It seems obvious now that the two memories are connected: animalized man is humanized and divinized by the contemplation of Bethlehem. It makes us capable of loving gestures. It envelops us in the revolution of tenderness. This is what Saint Augustine meant when he urged us to eat at the manger. We should go there more often. 

Certain emotions are unavailable to secularists. There are stupid sorrows and stupid joys, like grieving over a dumb animal and celebrating the liberation of a lobster. There are beautiful sorrows and beautiful joys, like grieving over the death of a loved one and celebrating the triumph of Christ, a triumph that began in Bethlehem and culminated on Calvary. 

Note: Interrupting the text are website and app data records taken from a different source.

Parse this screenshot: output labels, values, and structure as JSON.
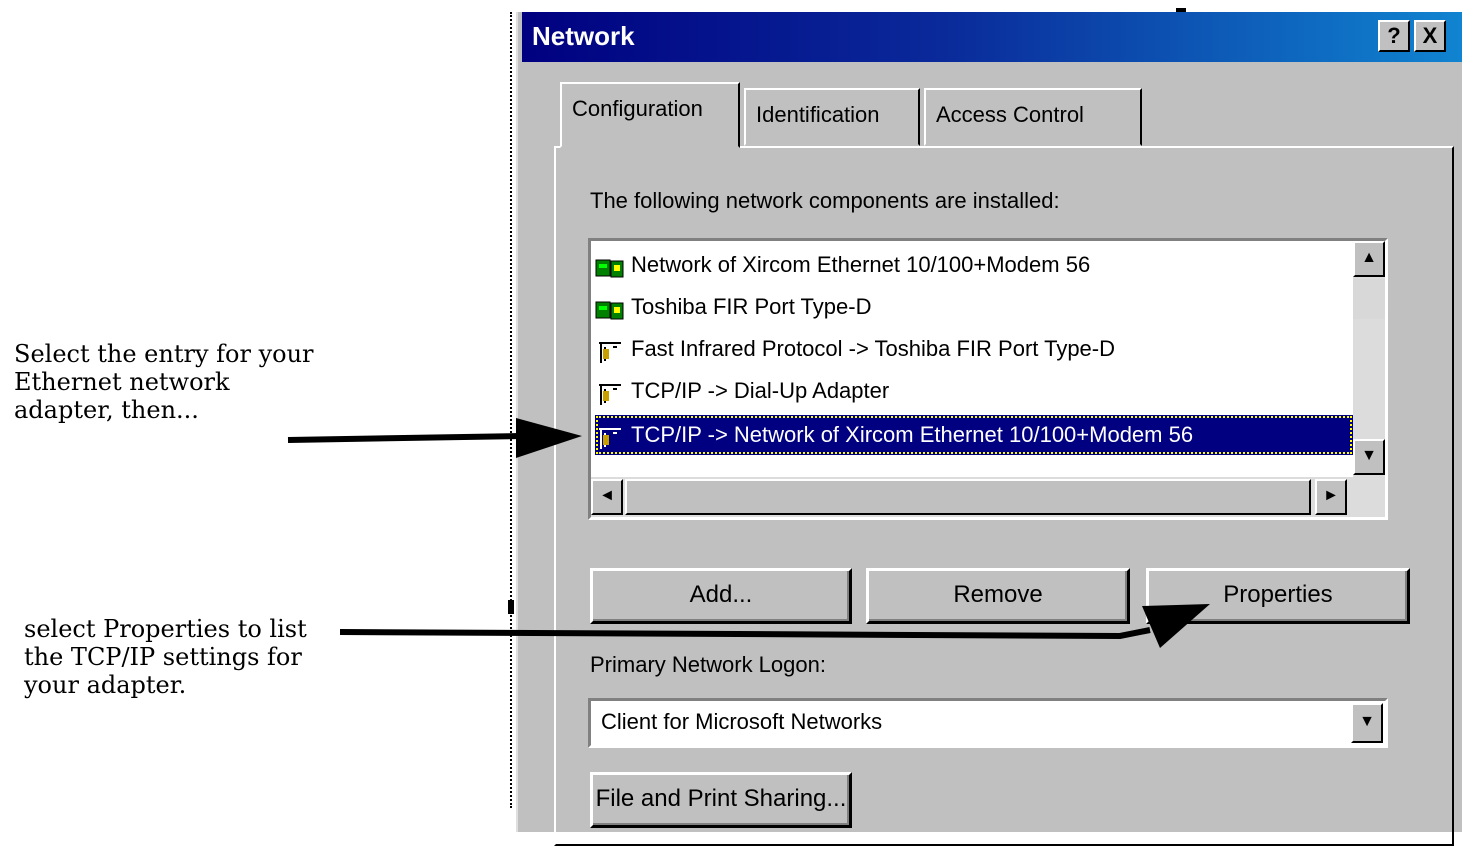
{
  "annotations": {
    "select_entry": "Select the entry for your Ethernet network adapter, then...",
    "select_properties": "select Properties to list the TCP/IP settings for your adapter."
  },
  "window": {
    "title": "Network",
    "help_glyph": "?",
    "close_glyph": "X"
  },
  "tabs": [
    {
      "label": "Configuration",
      "active": true
    },
    {
      "label": "Identification",
      "active": false
    },
    {
      "label": "Access Control",
      "active": false
    }
  ],
  "components_label": "The following network components are installed:",
  "components": [
    {
      "label": "Network of Xircom Ethernet 10/100+Modem 56",
      "icon": "adapter-icon",
      "selected": false
    },
    {
      "label": "Toshiba FIR Port Type-D",
      "icon": "adapter-icon",
      "selected": false
    },
    {
      "label": "Fast Infrared Protocol -> Toshiba FIR Port Type-D",
      "icon": "protocol-icon",
      "selected": false
    },
    {
      "label": "TCP/IP -> Dial-Up Adapter",
      "icon": "protocol-icon",
      "selected": false
    },
    {
      "label": "TCP/IP -> Network of Xircom Ethernet 10/100+Modem 56",
      "icon": "protocol-icon",
      "selected": true
    }
  ],
  "buttons": {
    "add": "Add...",
    "remove": "Remove",
    "properties": "Properties",
    "file_print_sharing": "File and Print Sharing..."
  },
  "logon_label": "Primary Network Logon:",
  "logon_value": "Client for Microsoft Networks",
  "colors": {
    "title_bar": "#000080",
    "selection": "#000080",
    "face": "#c0c0c0"
  }
}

Satan’s greatest triumph occurred when God became a corpse in his mother’s arms, which was precisely the moment of the adversary’s radical defeat: “You will strike his heel; he will crush your head” (Gen 3:15). It is not true that we journey from defeat to defeat until the final victory. Satan’s only real victory was the destruction of two thousand pigs. His victories are apparent, and false; the divine victories are hidden, but real. 

We go from victory to victory until the final visible victory, when “every knee will bend in heaven and on earth and in the abyss, and every tongue will cry, ‘Jesus Christ is Lord’” (Phil 2:10-11). What a scene that will be! In the meantime we settle for his continuous hidden victories while imploring his light to see and his strength to play our pilgrim part as humble winners in the great war of love. 

 

Fr Colm PowersFr. Colum Power, born in Cork, Ireland, in 1965, is a Servant Priest of the Home of the Mother. He obtained a Master's degree in literature in 1991 and a doctorate in the History of the Church in 2013. He is author of A Touch of the Gardener's Hand, Honey from the Lion's Carcass, and James Joyce's Catholic Categories. He devotes his time to apostolic activities for the youth organized by the Servant Brothers of the Home of the Mother. Fr. Colum Power is author and editor of the FFA blog "Random Reflections".